- Aim of the task:
Count every line in the following entries where the word "Total" appears. Give the count alone.

————

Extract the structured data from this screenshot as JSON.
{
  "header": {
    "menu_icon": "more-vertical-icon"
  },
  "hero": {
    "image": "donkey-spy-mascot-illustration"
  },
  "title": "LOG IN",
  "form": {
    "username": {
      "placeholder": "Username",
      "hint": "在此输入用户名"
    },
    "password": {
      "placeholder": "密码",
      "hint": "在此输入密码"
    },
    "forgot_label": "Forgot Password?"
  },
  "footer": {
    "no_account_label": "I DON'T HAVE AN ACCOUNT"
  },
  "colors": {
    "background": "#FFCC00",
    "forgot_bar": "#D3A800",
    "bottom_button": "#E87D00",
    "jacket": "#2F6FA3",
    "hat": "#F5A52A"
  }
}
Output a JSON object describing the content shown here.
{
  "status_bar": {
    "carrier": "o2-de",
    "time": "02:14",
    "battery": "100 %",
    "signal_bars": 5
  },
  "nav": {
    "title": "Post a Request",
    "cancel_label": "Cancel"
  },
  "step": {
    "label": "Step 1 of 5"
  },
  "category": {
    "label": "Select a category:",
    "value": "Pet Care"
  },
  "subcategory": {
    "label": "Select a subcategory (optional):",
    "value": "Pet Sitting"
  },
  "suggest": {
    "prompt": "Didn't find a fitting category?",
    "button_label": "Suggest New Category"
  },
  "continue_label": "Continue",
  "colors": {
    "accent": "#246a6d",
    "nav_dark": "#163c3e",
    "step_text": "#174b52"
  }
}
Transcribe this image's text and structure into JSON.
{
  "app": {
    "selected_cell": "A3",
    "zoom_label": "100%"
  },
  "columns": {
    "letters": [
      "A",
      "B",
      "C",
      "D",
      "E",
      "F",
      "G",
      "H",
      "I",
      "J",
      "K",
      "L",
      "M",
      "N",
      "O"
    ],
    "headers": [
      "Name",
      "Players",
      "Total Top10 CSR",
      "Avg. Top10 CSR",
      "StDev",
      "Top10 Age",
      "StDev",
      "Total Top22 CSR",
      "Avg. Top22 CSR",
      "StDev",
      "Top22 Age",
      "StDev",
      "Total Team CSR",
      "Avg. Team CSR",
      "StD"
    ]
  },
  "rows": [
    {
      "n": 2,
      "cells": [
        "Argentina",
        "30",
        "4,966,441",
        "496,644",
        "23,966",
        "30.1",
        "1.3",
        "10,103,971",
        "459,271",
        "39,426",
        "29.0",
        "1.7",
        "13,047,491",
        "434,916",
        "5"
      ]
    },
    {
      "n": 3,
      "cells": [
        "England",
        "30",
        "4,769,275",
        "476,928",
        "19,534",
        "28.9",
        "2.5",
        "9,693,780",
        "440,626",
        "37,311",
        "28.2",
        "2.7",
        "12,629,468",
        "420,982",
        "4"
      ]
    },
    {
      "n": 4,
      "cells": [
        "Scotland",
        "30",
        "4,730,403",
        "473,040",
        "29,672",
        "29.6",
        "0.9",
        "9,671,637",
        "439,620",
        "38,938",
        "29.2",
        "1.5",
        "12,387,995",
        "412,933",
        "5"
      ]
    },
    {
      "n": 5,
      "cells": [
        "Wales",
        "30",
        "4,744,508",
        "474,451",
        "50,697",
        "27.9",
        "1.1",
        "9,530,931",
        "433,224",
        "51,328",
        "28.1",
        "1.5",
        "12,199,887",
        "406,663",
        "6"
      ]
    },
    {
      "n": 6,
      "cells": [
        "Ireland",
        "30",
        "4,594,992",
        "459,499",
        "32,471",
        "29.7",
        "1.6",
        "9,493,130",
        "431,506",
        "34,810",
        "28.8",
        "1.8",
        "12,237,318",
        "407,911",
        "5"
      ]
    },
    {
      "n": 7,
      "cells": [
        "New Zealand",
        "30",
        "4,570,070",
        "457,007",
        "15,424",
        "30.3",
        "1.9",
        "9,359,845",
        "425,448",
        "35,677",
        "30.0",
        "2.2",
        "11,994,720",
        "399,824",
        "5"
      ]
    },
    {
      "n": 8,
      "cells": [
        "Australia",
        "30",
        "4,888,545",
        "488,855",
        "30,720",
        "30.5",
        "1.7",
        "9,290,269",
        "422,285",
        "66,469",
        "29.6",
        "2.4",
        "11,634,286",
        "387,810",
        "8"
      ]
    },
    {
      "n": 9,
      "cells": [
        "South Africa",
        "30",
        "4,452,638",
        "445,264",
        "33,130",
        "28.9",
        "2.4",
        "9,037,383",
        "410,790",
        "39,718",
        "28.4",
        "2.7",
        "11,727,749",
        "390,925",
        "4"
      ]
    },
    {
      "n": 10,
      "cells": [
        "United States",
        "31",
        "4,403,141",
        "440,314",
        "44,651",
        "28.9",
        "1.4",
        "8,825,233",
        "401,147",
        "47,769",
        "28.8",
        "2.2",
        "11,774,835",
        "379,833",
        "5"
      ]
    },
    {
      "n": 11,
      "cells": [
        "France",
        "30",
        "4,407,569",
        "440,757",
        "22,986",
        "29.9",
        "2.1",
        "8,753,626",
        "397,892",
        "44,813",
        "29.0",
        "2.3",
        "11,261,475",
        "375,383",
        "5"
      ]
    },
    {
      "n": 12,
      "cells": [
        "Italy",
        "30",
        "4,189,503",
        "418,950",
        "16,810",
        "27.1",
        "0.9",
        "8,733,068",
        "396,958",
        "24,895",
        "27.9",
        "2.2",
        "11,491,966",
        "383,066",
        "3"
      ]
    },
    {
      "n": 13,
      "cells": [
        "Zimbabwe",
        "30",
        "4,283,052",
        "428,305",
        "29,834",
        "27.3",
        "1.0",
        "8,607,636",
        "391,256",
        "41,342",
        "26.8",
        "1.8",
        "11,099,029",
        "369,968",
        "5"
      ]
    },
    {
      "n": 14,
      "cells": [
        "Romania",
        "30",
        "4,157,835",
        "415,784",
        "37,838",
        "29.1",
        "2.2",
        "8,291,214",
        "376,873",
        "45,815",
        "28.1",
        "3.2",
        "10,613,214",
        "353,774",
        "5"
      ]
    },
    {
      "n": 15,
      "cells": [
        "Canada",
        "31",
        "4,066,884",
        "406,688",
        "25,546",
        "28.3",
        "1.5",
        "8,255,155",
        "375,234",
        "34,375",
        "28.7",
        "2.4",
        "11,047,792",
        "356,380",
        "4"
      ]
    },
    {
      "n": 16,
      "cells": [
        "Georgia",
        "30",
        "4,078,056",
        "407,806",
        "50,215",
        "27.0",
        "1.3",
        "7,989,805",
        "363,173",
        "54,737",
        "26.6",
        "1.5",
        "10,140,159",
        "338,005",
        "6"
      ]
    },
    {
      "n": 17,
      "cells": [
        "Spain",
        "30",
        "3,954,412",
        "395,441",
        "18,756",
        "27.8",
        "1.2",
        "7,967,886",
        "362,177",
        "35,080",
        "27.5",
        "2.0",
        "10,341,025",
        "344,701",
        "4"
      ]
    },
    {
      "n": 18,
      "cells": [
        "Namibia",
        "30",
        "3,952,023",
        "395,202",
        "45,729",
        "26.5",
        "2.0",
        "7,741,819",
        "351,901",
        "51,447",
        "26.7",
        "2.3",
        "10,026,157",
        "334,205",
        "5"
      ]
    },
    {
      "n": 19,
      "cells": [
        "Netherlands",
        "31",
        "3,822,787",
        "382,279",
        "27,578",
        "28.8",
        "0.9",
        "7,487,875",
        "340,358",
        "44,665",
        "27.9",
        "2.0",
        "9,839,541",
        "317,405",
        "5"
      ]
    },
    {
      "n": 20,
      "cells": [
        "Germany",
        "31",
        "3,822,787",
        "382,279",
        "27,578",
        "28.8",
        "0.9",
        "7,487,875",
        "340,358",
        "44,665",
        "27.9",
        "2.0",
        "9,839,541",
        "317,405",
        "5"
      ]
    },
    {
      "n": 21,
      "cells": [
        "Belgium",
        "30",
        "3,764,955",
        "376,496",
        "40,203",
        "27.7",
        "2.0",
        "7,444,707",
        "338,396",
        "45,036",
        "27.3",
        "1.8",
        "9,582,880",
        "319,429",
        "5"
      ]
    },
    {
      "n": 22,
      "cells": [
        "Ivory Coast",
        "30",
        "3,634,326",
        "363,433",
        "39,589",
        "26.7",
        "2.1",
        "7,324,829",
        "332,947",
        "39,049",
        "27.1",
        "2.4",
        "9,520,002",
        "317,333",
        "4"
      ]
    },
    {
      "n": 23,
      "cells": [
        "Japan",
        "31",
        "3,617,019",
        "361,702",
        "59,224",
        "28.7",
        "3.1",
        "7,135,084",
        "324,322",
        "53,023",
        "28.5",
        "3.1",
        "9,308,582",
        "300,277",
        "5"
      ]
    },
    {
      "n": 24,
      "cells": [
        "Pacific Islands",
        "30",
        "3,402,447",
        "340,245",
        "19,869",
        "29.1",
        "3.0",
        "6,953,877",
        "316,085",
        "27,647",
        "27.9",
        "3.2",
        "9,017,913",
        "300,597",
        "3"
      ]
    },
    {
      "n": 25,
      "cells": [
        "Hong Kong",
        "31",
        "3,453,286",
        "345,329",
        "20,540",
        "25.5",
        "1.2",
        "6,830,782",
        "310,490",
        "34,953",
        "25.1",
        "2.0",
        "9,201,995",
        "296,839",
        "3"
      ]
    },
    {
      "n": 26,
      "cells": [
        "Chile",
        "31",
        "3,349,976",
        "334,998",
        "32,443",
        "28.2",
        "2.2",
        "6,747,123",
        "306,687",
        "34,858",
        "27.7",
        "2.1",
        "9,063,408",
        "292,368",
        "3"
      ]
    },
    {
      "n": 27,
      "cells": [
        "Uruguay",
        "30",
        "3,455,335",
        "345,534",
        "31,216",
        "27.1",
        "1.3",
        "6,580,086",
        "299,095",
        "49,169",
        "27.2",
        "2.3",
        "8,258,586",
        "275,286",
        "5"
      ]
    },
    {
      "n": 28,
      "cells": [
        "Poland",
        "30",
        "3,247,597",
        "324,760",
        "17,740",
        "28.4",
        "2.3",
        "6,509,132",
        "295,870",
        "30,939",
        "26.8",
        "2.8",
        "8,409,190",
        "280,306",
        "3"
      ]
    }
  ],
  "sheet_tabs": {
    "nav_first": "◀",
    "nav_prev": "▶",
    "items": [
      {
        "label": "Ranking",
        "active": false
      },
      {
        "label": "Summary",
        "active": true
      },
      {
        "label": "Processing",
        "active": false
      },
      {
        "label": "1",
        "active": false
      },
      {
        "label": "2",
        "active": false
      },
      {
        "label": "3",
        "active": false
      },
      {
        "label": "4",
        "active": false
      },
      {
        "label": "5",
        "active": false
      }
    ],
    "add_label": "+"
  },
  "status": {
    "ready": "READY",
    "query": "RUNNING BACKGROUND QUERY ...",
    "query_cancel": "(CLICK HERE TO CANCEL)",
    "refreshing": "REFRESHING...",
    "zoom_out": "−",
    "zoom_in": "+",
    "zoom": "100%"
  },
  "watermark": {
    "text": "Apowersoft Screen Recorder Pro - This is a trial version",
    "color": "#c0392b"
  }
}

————

- Response area:
3